Campbell received the death sentence following his conviction for killing an 18-year-old. After a 1997 carjacking, Campbell shot and killed Charles Dials. The death row inmate was already paroled in 1992, following a 20-year sentence after he “killed a man in a Cleveland bar,” WBNS (10 TV) reported.

Killer took gun from sheriff’s deputy and killed teen

On the way to court for a hearing on armed robbery charges on April 2, 1997, Campbell overpowered a county sheriff’s deputy while he was “in a wheelchair feigning paralysis,” WBNS noted. After taking the officer’s gun, he carjacked Dials. He, then, drove with the teen for “several hours.” As Dials was “crouched in the footwell of his own truck,” according to WBNS, Campbell shot Dials in the head.

Ron O’Brien is the Franklin County prosecutor who represented the state in its case against Campbell in 1997. O’Brien said that Campbell is the “worst, most violent criminal” of all the cases he has prosecuted, according to WVXU.

Convicted killer could be third inmate executed by Ohio in three years

If Governor Kasich declines to grant Campbell clemency, Campbell will be the third death row inmate in Ohio to be executed in three years. On September 13, Gary Otte was executed. Ronald Phillips was put to death on July 26. The United States Supreme Court upheld the Ohio’s three-drug capital punishment cocktail, which affected Phillips execution, WVXU reported.

David Stebbins, a public defender, is one of Campbell’s attorneys. He explained to the parole board that Campbell is terminally ill and cited a laundry list of health conditions affecting his client. O’Brien, however, deemed the convicted killer “the poster child for the death penalty,” according to WBNS.

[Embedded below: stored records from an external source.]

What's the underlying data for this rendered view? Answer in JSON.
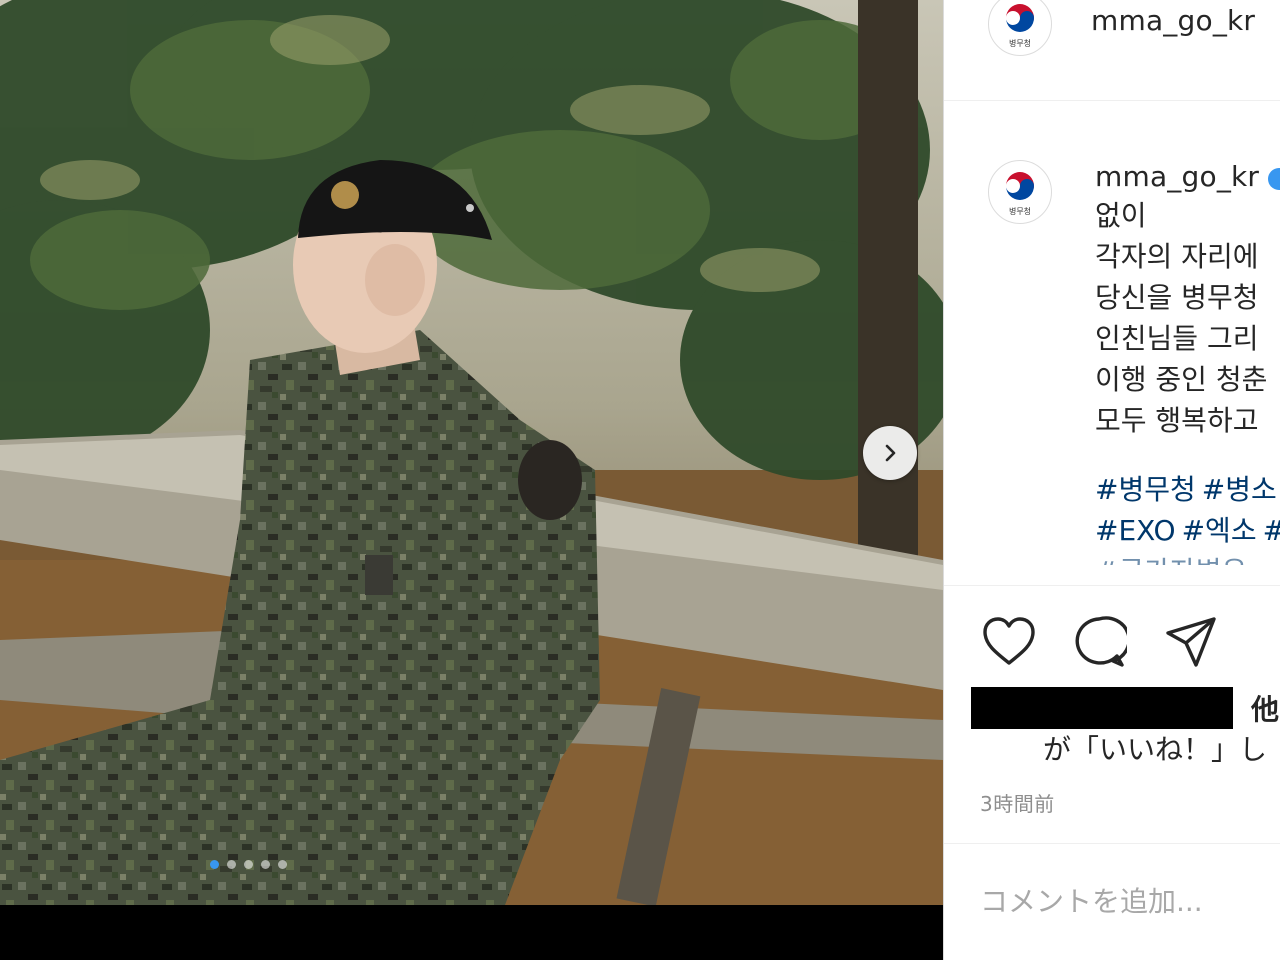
{
  "post": {
    "username": "mma_go_kr",
    "avatar_caption": "병무청",
    "caption_lines": [
      "없이",
      "각자의 자리에",
      "당신을 병무청",
      "인친님들 그리",
      "이행 중인 청춘",
      "모두 행복하고"
    ],
    "hashtags_line1": [
      "#병무청",
      "#병소"
    ],
    "hashtags_line2": [
      "#EXO",
      "#엑소",
      "#"
    ],
    "hashtags_line3": "#국가자병유",
    "likes_suffix": "他",
    "likes_line2": "が「いいね！」し",
    "time_ago": "3時間前",
    "comment_placeholder": "コメントを追加..."
  },
  "carousel": {
    "slide_count": 5,
    "active_index": 0
  },
  "icons": {
    "like": "heart-icon",
    "comment": "comment-icon",
    "share": "paper-plane-icon",
    "next": "chevron-right-icon",
    "verified": "verified-badge-icon",
    "logo": "taegeuk-logo-icon"
  },
  "colors": {
    "accent": "#3897f0",
    "text": "#262626",
    "muted": "#8e8e8e",
    "hashtag": "#00376b"
  }
}
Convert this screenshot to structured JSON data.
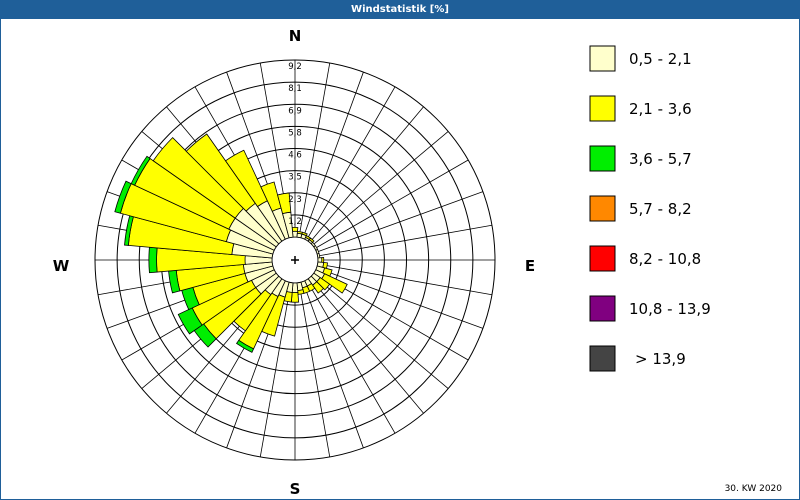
{
  "window": {
    "title": "Windstatistik [%]"
  },
  "footer": {
    "week": "30. KW 2020"
  },
  "chart_data": {
    "type": "wind-rose",
    "title": "Windstatistik [%]",
    "unit": "%",
    "directions": [
      "N",
      "E",
      "S",
      "W"
    ],
    "radial_ticks": [
      "1,2",
      "2,3",
      "3,5",
      "4,6",
      "5,8",
      "6,9",
      "8,1",
      "9,2"
    ],
    "rmax": 9.2,
    "sector_count": 36,
    "legend": [
      {
        "label": "0,5 - 2,1",
        "color": "#ffffcc"
      },
      {
        "label": "2,1 - 3,6",
        "color": "#ffff00"
      },
      {
        "label": "3,6 - 5,7",
        "color": "#00ee00"
      },
      {
        "label": "5,7 - 8,2",
        "color": "#ff8800"
      },
      {
        "label": "8,2 - 10,8",
        "color": "#ff0000"
      },
      {
        "label": "10,8 - 13,9",
        "color": "#800080"
      },
      {
        "label": "> 13,9",
        "color": "#444444"
      }
    ],
    "sectors": [
      {
        "dir": 0,
        "values": [
          0.3,
          0.2,
          0,
          0,
          0,
          0,
          0
        ]
      },
      {
        "dir": 10,
        "values": [
          0.2,
          0.1,
          0,
          0,
          0,
          0,
          0
        ]
      },
      {
        "dir": 20,
        "values": [
          0.2,
          0.1,
          0,
          0,
          0,
          0,
          0
        ]
      },
      {
        "dir": 30,
        "values": [
          0.1,
          0.1,
          0,
          0,
          0,
          0,
          0
        ]
      },
      {
        "dir": 40,
        "values": [
          0.1,
          0.1,
          0,
          0,
          0,
          0,
          0
        ]
      },
      {
        "dir": 50,
        "values": [
          0.1,
          0,
          0,
          0,
          0,
          0,
          0
        ]
      },
      {
        "dir": 60,
        "values": [
          0.1,
          0,
          0,
          0,
          0,
          0,
          0
        ]
      },
      {
        "dir": 70,
        "values": [
          0.1,
          0,
          0,
          0,
          0,
          0,
          0
        ]
      },
      {
        "dir": 80,
        "values": [
          0.1,
          0,
          0,
          0,
          0,
          0,
          0
        ]
      },
      {
        "dir": 90,
        "values": [
          0.2,
          0.1,
          0,
          0,
          0,
          0,
          0
        ]
      },
      {
        "dir": 100,
        "values": [
          0.3,
          0.2,
          0,
          0,
          0,
          0,
          0
        ]
      },
      {
        "dir": 110,
        "values": [
          0.4,
          0.4,
          0,
          0,
          0,
          0,
          0
        ]
      },
      {
        "dir": 120,
        "values": [
          0.5,
          1.3,
          0,
          0,
          0,
          0,
          0
        ]
      },
      {
        "dir": 130,
        "values": [
          0.4,
          0.6,
          0,
          0,
          0,
          0,
          0
        ]
      },
      {
        "dir": 140,
        "values": [
          0.4,
          0.5,
          0,
          0,
          0,
          0,
          0
        ]
      },
      {
        "dir": 150,
        "values": [
          0.3,
          0.3,
          0,
          0,
          0,
          0,
          0
        ]
      },
      {
        "dir": 160,
        "values": [
          0.3,
          0.3,
          0,
          0,
          0,
          0,
          0
        ]
      },
      {
        "dir": 170,
        "values": [
          0.4,
          0.2,
          0,
          0,
          0,
          0,
          0
        ]
      },
      {
        "dir": 180,
        "values": [
          0.5,
          0.5,
          0,
          0,
          0,
          0,
          0
        ]
      },
      {
        "dir": 190,
        "values": [
          0.5,
          0.5,
          0,
          0,
          0,
          0,
          0
        ]
      },
      {
        "dir": 200,
        "values": [
          0.8,
          2.1,
          0,
          0,
          0,
          0,
          0
        ]
      },
      {
        "dir": 210,
        "values": [
          0.9,
          3.0,
          0.2,
          0,
          0,
          0,
          0
        ]
      },
      {
        "dir": 220,
        "values": [
          1.0,
          2.3,
          0,
          0,
          0,
          0,
          0
        ]
      },
      {
        "dir": 230,
        "values": [
          1.3,
          3.3,
          0.6,
          0,
          0,
          0,
          0
        ]
      },
      {
        "dir": 240,
        "values": [
          1.3,
          3.4,
          0.8,
          0,
          0,
          0,
          0
        ]
      },
      {
        "dir": 250,
        "values": [
          1.5,
          2.8,
          0.6,
          0,
          0,
          0,
          0
        ]
      },
      {
        "dir": 260,
        "values": [
          1.5,
          3.5,
          0.4,
          0,
          0,
          0,
          0
        ]
      },
      {
        "dir": 270,
        "values": [
          1.4,
          4.6,
          0.4,
          0,
          0,
          0,
          0
        ]
      },
      {
        "dir": 280,
        "values": [
          2.1,
          5.4,
          0.2,
          0,
          0,
          0,
          0
        ]
      },
      {
        "dir": 290,
        "values": [
          2.5,
          5.7,
          0.3,
          0,
          0,
          0,
          0
        ]
      },
      {
        "dir": 300,
        "values": [
          2.6,
          5.4,
          0.2,
          0,
          0,
          0,
          0
        ]
      },
      {
        "dir": 310,
        "values": [
          2.6,
          5.2,
          0,
          0,
          0,
          0,
          0
        ]
      },
      {
        "dir": 320,
        "values": [
          2.4,
          4.4,
          0,
          0,
          0,
          0,
          0
        ]
      },
      {
        "dir": 330,
        "values": [
          2.2,
          2.9,
          0,
          0,
          0,
          0,
          0
        ]
      },
      {
        "dir": 340,
        "values": [
          1.6,
          1.4,
          0,
          0,
          0,
          0,
          0
        ]
      },
      {
        "dir": 350,
        "values": [
          1.3,
          1.0,
          0,
          0,
          0,
          0,
          0
        ]
      }
    ]
  }
}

The prosecutor also called it “ironic” that Stebbins brought up Campbell’s chronic health problems while seeking to avert the imposition of Capital Punishment.

After all, Campbell feigned paralysis in 1997, when he murdered Dials.

Condemned inmate relies on health problems as ‘judgement day’ nears

O’Brien stated to the parole board this month that as Campbell’s “judgment day” grew closer, once again he fell back on health problems to facilitate escaping the death penalty, WBNS relayed. He further stated that the killer should not be “permitted” to resort to bad health as way “to escape” dying by lethal injection.

Other killers used health in seeking reprieve from execution

Vernon Madison, 66, was also on Alabama’s death row. He avoided the state imposing capital punishment by also relying on his bad health. Madison’s health condition was dementia following a stroke.

WBNS reported, too, that Madison was granted a stay of execution since he didn’t remember killing and didn’t comprehend the death sentence he received.

In 2008, however, Ohio executed Richard Cooey. His legal challenge to the death sentence was that obesity would “prevent” the state from administering the lethal injection drug cocktail since “viable veins” were hard to find, according to WBNS.

While Campbell admits that he is guilty of murder, WOSU noted, his lawyers contend that “he’s too sick to lie flat on the execution table.”